**EXERCISE INSTRUCTIONS**
The lines to copy from the data below are those that hold the string "Basement".

Items from a data source:
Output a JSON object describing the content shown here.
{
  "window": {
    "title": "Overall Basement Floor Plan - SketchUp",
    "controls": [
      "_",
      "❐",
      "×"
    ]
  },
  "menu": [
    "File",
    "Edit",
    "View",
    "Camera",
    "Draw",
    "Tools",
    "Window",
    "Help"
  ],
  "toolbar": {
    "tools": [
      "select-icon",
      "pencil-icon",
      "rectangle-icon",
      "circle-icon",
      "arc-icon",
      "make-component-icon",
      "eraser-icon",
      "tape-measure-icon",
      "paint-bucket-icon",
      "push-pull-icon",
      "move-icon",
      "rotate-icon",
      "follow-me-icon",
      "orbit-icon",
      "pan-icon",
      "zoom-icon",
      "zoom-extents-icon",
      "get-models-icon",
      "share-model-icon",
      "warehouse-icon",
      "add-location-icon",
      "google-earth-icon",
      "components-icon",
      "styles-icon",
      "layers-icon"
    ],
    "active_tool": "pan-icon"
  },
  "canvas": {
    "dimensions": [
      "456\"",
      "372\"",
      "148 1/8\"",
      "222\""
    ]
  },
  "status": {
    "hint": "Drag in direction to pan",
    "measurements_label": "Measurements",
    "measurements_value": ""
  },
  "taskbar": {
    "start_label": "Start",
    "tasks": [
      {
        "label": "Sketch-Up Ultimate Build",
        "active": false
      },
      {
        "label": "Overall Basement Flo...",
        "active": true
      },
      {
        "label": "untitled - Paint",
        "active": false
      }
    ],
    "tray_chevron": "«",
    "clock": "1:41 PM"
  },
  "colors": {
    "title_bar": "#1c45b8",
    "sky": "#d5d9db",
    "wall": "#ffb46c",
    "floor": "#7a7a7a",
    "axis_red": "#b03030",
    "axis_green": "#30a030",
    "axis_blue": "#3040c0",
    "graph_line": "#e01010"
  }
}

**COMPLETED EXERCISE**
    "title": "Overall Basement Floor Plan - SketchUp",
        "label": "Overall Basement Flo...",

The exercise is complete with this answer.